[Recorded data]
▬▬▬▬▬▬▬▬▬▬

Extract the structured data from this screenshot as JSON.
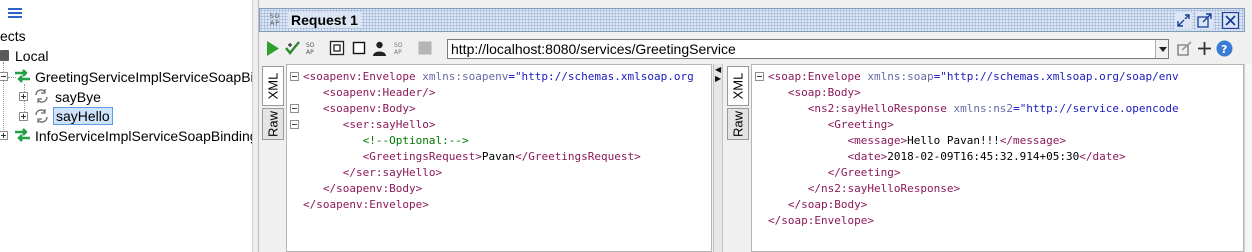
{
  "navigator": {
    "header_partial": "ects",
    "tree": {
      "root_label": "Local",
      "interface_1": "GreetingServiceImplServiceSoapBin",
      "operation_1": "sayBye",
      "operation_2": "sayHello",
      "interface_2": "InfoServiceImplServiceSoapBinding"
    }
  },
  "request": {
    "badge": "SO AP",
    "title": "Request 1",
    "endpoint": "http://localhost:8080/services/GreetingService",
    "tab_xml": "XML",
    "tab_raw": "Raw"
  },
  "request_xml": [
    [
      [
        "t",
        "<soapenv:Envelope "
      ],
      [
        "a",
        "xmlns:soapenv"
      ],
      [
        "p",
        "="
      ],
      [
        "v",
        "\"http://schemas.xmlsoap.org"
      ]
    ],
    [
      [
        "x",
        "   "
      ],
      [
        "t",
        "<soapenv:Header/>"
      ]
    ],
    [
      [
        "x",
        "   "
      ],
      [
        "t",
        "<soapenv:Body>"
      ]
    ],
    [
      [
        "x",
        "      "
      ],
      [
        "t",
        "<ser:sayHello>"
      ]
    ],
    [
      [
        "x",
        "         "
      ],
      [
        "c",
        "<!--Optional:-->"
      ]
    ],
    [
      [
        "x",
        "         "
      ],
      [
        "t",
        "<GreetingsRequest>"
      ],
      [
        "x",
        "Pavan"
      ],
      [
        "t",
        "</GreetingsRequest>"
      ]
    ],
    [
      [
        "x",
        "      "
      ],
      [
        "t",
        "</ser:sayHello>"
      ]
    ],
    [
      [
        "x",
        "   "
      ],
      [
        "t",
        "</soapenv:Body>"
      ]
    ],
    [
      [
        "t",
        "</soapenv:Envelope>"
      ]
    ]
  ],
  "response_xml": [
    [
      [
        "t",
        "<soap:Envelope "
      ],
      [
        "a",
        "xmlns:soap"
      ],
      [
        "p",
        "="
      ],
      [
        "v",
        "\"http://schemas.xmlsoap.org/soap/env"
      ]
    ],
    [
      [
        "x",
        "   "
      ],
      [
        "t",
        "<soap:Body>"
      ]
    ],
    [
      [
        "x",
        "      "
      ],
      [
        "t",
        "<ns2:sayHelloResponse "
      ],
      [
        "a",
        "xmlns:ns2"
      ],
      [
        "p",
        "="
      ],
      [
        "v",
        "\"http://service.opencode"
      ]
    ],
    [
      [
        "x",
        "         "
      ],
      [
        "t",
        "<Greeting>"
      ]
    ],
    [
      [
        "x",
        "            "
      ],
      [
        "t",
        "<message>"
      ],
      [
        "x",
        "Hello Pavan!!!"
      ],
      [
        "t",
        "</message>"
      ]
    ],
    [
      [
        "x",
        "            "
      ],
      [
        "t",
        "<date>"
      ],
      [
        "x",
        "2018-02-09T16:45:32.914+05:30"
      ],
      [
        "t",
        "</date>"
      ]
    ],
    [
      [
        "x",
        "         "
      ],
      [
        "t",
        "</Greeting>"
      ]
    ],
    [
      [
        "x",
        "      "
      ],
      [
        "t",
        "</ns2:sayHelloResponse>"
      ]
    ],
    [
      [
        "x",
        "   "
      ],
      [
        "t",
        "</soap:Body>"
      ]
    ],
    [
      [
        "t",
        "</soap:Envelope>"
      ]
    ]
  ],
  "colors": {
    "run": "#2ea02e",
    "iface": "#23a148",
    "accent": "#2a66c8"
  }
}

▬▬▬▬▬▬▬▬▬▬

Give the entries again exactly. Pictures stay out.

Extract the structured data from this screenshot as JSON.
{
  "navigator": {
    "header_partial": "ects",
    "tree": {
      "root_label": "Local",
      "interface_1": "GreetingServiceImplServiceSoapBin",
      "operation_1": "sayBye",
      "operation_2": "sayHello",
      "interface_2": "InfoServiceImplServiceSoapBinding"
    }
  },
  "request": {
    "badge": "SO AP",
    "title": "Request 1",
    "endpoint": "http://localhost:8080/services/GreetingService",
    "tab_xml": "XML",
    "tab_raw": "Raw"
  },
  "request_xml": [
    [
      [
        "t",
        "<soapenv:Envelope "
      ],
      [
        "a",
        "xmlns:soapenv"
      ],
      [
        "p",
        "="
      ],
      [
        "v",
        "\"http://schemas.xmlsoap.org"
      ]
    ],
    [
      [
        "x",
        "   "
      ],
      [
        "t",
        "<soapenv:Header/>"
      ]
    ],
    [
      [
        "x",
        "   "
      ],
      [
        "t",
        "<soapenv:Body>"
      ]
    ],
    [
      [
        "x",
        "      "
      ],
      [
        "t",
        "<ser:sayHello>"
      ]
    ],
    [
      [
        "x",
        "         "
      ],
      [
        "c",
        "<!--Optional:-->"
      ]
    ],
    [
      [
        "x",
        "         "
      ],
      [
        "t",
        "<GreetingsRequest>"
      ],
      [
        "x",
        "Pavan"
      ],
      [
        "t",
        "</GreetingsRequest>"
      ]
    ],
    [
      [
        "x",
        "      "
      ],
      [
        "t",
        "</ser:sayHello>"
      ]
    ],
    [
      [
        "x",
        "   "
      ],
      [
        "t",
        "</soapenv:Body>"
      ]
    ],
    [
      [
        "t",
        "</soapenv:Envelope>"
      ]
    ]
  ],
  "response_xml": [
    [
      [
        "t",
        "<soap:Envelope "
      ],
      [
        "a",
        "xmlns:soap"
      ],
      [
        "p",
        "="
      ],
      [
        "v",
        "\"http://schemas.xmlsoap.org/soap/env"
      ]
    ],
    [
      [
        "x",
        "   "
      ],
      [
        "t",
        "<soap:Body>"
      ]
    ],
    [
      [
        "x",
        "      "
      ],
      [
        "t",
        "<ns2:sayHelloResponse "
      ],
      [
        "a",
        "xmlns:ns2"
      ],
      [
        "p",
        "="
      ],
      [
        "v",
        "\"http://service.opencode"
      ]
    ],
    [
      [
        "x",
        "         "
      ],
      [
        "t",
        "<Greeting>"
      ]
    ],
    [
      [
        "x",
        "            "
      ],
      [
        "t",
        "<message>"
      ],
      [
        "x",
        "Hello Pavan!!!"
      ],
      [
        "t",
        "</message>"
      ]
    ],
    [
      [
        "x",
        "            "
      ],
      [
        "t",
        "<date>"
      ],
      [
        "x",
        "2018-02-09T16:45:32.914+05:30"
      ],
      [
        "t",
        "</date>"
      ]
    ],
    [
      [
        "x",
        "         "
      ],
      [
        "t",
        "</Greeting>"
      ]
    ],
    [
      [
        "x",
        "      "
      ],
      [
        "t",
        "</ns2:sayHelloResponse>"
      ]
    ],
    [
      [
        "x",
        "   "
      ],
      [
        "t",
        "</soap:Body>"
      ]
    ],
    [
      [
        "t",
        "</soap:Envelope>"
      ]
    ]
  ],
  "colors": {
    "run": "#2ea02e",
    "iface": "#23a148",
    "accent": "#2a66c8"
  }
}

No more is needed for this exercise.